Deadline: 31 August 2012
Preliminary Call for Papers, The Middle Ages in the Modern World, University of St Andrews, UK, 25-28 June, 2013. A multidisciplinary conference on the uses and abuses of the Middle Ages from the Renaissance to the 21st century
Carolyn Dinshaw (New York University): The Green Man and the Modern World; Patrick Geary (Princeton): European ethnicity: Does Europe have too much past?; Seamus Heaney (Nobel Prize-winning Poet): Translating medieval poetry; Bruce Holsinger (University of Virginia): The politics of medievalism; Felicitas Hoppe (Author and Translator): Adapting medieval romance; Terry Jones (Author and Broadcaster): Columbus, America and the flat earth
Medievalism – the reception and adaptation of the politics, history, art and literature of the Middle Ages – has burgeoned over the past decade, and is now coming of age as a subject of serious academic enquiry. This conference aims to take stock and develop directions for the future. We hope to address questions such as:
– Why and how do the Middle Ages continue to shape the world we inhabit?

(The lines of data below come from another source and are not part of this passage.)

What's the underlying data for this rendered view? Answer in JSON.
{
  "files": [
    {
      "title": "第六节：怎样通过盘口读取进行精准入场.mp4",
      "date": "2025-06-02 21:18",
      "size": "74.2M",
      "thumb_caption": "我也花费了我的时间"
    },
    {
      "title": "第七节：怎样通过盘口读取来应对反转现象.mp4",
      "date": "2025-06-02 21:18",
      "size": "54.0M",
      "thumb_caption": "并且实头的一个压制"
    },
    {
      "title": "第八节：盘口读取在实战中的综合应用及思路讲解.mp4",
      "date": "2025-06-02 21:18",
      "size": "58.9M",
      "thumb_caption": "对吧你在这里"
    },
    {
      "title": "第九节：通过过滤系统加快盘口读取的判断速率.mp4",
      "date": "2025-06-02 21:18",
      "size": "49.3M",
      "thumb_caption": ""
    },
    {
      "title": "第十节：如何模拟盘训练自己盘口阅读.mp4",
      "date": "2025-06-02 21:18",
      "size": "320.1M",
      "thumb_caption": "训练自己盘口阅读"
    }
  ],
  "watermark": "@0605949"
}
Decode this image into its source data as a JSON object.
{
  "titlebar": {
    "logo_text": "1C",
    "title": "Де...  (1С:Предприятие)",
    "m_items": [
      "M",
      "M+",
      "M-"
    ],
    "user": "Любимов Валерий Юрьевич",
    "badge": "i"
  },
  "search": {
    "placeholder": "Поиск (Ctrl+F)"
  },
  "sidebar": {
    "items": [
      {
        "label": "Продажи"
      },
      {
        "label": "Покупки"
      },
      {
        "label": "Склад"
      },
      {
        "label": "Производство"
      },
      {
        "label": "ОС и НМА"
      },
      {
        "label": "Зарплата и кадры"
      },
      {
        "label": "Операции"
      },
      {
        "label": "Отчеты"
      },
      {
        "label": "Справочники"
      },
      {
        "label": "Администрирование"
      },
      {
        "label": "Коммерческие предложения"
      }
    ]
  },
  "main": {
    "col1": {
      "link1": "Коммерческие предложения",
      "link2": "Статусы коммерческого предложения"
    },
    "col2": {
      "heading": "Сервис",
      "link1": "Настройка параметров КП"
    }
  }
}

– Did the Middle Ages ever end?
– Did the Middle Ages ever happen?
– Is there a difference between medievalism and medieval studies?
– Does the medieval past hold the key to understanding modern nations?
– What does “medieval” mean to non-medievalists?
– How has medievalism developed over the past 600 years?
Medievalists and modernists in all areas of the sciences and humanities, librarians, artists, curators are invited to submit proposals for papers, panels, public talks, exhibits, posters, concerts etc. The conference will be held during the climactic period of the University of St Andrews’s 600th anniversary celebrations. Possible topics include (but are not limited to):
– the reception of the Middle Ages in literature, art, architecture, music, film, politics, economics, theology, popular culture, universities, sciences;
– periodization and the invention of the Middle Ages;
– modern misconceptions of the Middle Ages;
– the politicization of the Middle Ages and neo-medievalism;
– twenty-first century medievalisms;
– revivalism and re-enactment;
– medievalism, science fiction, fantasy and cyberspace;
– translating medieval texts;
– the legacy and influence of the University of St Andrews and other medieval institutions
– a special celebratory 600th anniversary session on the reception and representation of St Andrew himself.
Early bird proposals are welcome now to firstname.lastname@example.org to assist planning, anytime before 31 August 2012. Organisers: Dr Chris Jones, School of English and Dr Bettina Bildhauer, School of Modern Languages, University of St Andrews.